REQUIRED ACTION: Each line of the material below should be retyped precisely as it appears.
[DATA]
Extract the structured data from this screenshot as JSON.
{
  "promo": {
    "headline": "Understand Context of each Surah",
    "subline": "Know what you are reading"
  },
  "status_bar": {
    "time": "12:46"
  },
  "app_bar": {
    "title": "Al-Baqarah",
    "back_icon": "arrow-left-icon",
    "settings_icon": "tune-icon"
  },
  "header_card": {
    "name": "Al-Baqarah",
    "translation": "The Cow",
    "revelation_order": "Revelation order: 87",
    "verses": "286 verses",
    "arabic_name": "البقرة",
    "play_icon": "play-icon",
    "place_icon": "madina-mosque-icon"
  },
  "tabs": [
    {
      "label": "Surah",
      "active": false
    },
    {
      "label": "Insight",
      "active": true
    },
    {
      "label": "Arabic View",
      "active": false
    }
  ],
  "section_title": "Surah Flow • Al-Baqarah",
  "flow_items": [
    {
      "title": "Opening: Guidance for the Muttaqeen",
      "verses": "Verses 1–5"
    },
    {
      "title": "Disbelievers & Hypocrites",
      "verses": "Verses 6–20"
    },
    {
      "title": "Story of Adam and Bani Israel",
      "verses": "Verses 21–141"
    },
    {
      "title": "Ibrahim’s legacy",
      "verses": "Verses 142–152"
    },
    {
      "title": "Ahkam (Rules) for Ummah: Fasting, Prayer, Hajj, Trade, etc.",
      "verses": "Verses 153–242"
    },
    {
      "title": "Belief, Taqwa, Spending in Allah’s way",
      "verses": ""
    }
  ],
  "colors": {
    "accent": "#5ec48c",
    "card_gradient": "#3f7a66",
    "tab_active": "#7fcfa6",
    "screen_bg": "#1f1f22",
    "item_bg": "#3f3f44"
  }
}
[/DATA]
ANSWER SPACE:
Extract the structured data from this screenshot as JSON.
{
  "promo": {
    "headline": "Understand Context of each Surah",
    "subline": "Know what you are reading"
  },
  "status_bar": {
    "time": "12:46"
  },
  "app_bar": {
    "title": "Al-Baqarah",
    "back_icon": "arrow-left-icon",
    "settings_icon": "tune-icon"
  },
  "header_card": {
    "name": "Al-Baqarah",
    "translation": "The Cow",
    "revelation_order": "Revelation order: 87",
    "verses": "286 verses",
    "arabic_name": "البقرة",
    "play_icon": "play-icon",
    "place_icon": "madina-mosque-icon"
  },
  "tabs": [
    {
      "label": "Surah",
      "active": false
    },
    {
      "label": "Insight",
      "active": true
    },
    {
      "label": "Arabic View",
      "active": false
    }
  ],
  "section_title": "Surah Flow • Al-Baqarah",
  "flow_items": [
    {
      "title": "Opening: Guidance for the Muttaqeen",
      "verses": "Verses 1–5"
    },
    {
      "title": "Disbelievers & Hypocrites",
      "verses": "Verses 6–20"
    },
    {
      "title": "Story of Adam and Bani Israel",
      "verses": "Verses 21–141"
    },
    {
      "title": "Ibrahim’s legacy",
      "verses": "Verses 142–152"
    },
    {
      "title": "Ahkam (Rules) for Ummah: Fasting, Prayer, Hajj, Trade, etc.",
      "verses": "Verses 153–242"
    },
    {
      "title": "Belief, Taqwa, Spending in Allah’s way",
      "verses": ""
    }
  ],
  "colors": {
    "accent": "#5ec48c",
    "card_gradient": "#3f7a66",
    "tab_active": "#7fcfa6",
    "screen_bg": "#1f1f22",
    "item_bg": "#3f3f44"
  }
}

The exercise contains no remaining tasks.